Adam Trezise took a common 1953 Nuffield tractor and gave it a facelift and more power.
Much more power.
It started like one of thousands of tractors parked up on farms across the country, he said.
But now the bright orange tractor, complete with flame graphic, has been repowered with a nearly 1000 horsepower Chevy motor and given an extreme make over.
It weighs just under three tonnes and is used specifically for tractor pull competitions, but this month it is scheduled to be on show during the Wheels Week Plus new event, Boys and Girls with their Toys display at Lake Hood on May 21. It has free admission for everyone.
‘‘It’s a lot of fun,’’ Adam said, of the modified machine.
It has a noisy 383 cubic inch Chevy motor and is ‘‘built for pulling’’.
‘‘It came off a farm in Oamaru, about 20-something years ago, and we’ve repowered it at various times – three times – with various different motors and stretched it out, made it longer, put an extra transmission in it.’’
It also has a new super charger and a new engine which were tested in the tractor pull event at the recent Mayfield A&P Show.
‘‘So far so good,’’Adam said, after two runs pulling 60-metres as the only petrol powered vehicle in the popular event.
‘‘There are no other petrols. We used to race a class of petrols but there is no class for petrols and there are not many petrol tractors around any more,’’ he said.
Adam, 43, is the owner/ operator of A&K Cranes and says the Nuffield, which he has been building up for the past 20 years, is a ‘‘promotional vehicle’’ for his crane hire and heavy transport business.
It runs on 100 octane and aviation fuel which is cheaper to run than diesel due to no road tax.
It’s also easy to get parts which are standard and straight off the shelf.
Adam, of Rolleston, has business branches in Rolleston and Timaru, but is a regular at the Mayfield A&P Show – he used a 307 engine to run the tractor last year – and at Ashburton’s Wheels Week.
He said competing at the Mayfield tractor pull had been a practice event for Wheels on Wanaka over Easter, where he won the modified event.
‘‘It goes out every year, but (Mayfield was) the first time with its new motor.’’
Adam said the engine was built about 15 years ago and it did pretty good for a couple of years before they decided to ‘‘freshen it up’’.
That was when the problems started.
‘‘After freshening it up she dropped a valve, destroyed the engine, buggared the cam shaft. (We) threw away the block, started again, and rebuilt the motor.
‘‘It then sat it in the shed for 10 years and on return (from living in Australia) decided to put the motor back in the tractor and have some fun again.
‘‘(We were) running it in, ready to go down to the Wheels at Wanaka two years ago, and managed to blow it up after rebuilding it a second time.
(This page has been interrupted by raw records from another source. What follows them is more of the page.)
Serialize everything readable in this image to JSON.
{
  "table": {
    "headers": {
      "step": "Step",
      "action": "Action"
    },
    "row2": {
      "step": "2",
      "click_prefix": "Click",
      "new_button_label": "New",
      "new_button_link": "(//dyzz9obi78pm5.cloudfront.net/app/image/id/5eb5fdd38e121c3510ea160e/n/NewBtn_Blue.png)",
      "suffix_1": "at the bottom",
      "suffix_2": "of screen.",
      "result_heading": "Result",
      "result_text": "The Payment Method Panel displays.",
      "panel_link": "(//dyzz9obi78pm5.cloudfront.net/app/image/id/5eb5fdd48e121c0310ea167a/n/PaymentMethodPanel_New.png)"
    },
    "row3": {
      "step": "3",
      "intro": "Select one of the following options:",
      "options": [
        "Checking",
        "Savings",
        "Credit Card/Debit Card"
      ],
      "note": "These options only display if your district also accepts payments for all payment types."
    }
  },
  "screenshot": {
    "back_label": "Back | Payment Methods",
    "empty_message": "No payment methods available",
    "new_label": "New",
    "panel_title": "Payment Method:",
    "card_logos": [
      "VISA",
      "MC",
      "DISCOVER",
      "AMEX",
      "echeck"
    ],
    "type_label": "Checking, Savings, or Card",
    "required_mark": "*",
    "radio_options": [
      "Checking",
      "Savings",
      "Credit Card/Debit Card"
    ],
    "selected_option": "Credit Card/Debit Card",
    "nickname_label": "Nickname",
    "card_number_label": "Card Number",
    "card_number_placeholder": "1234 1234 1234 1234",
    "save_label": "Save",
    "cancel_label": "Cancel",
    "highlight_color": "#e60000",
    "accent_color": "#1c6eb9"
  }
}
So we’ve just rebuilt the motor for a third time and here it is back on the track running it in.’’
He was pretty pleased with it regularly pulling over 60 metres in the first two rounds at Mayfield, before getting good traction and pulling 97metres in the third and finalround.
It earned him second place overall in the modifieds, behind winner Gavin Miller, of Leeston.
‘‘We got a good line, we got good traction and we got sled movement at the right time and everything worked out. And with a bit of practice we got it right,’’ Adam said.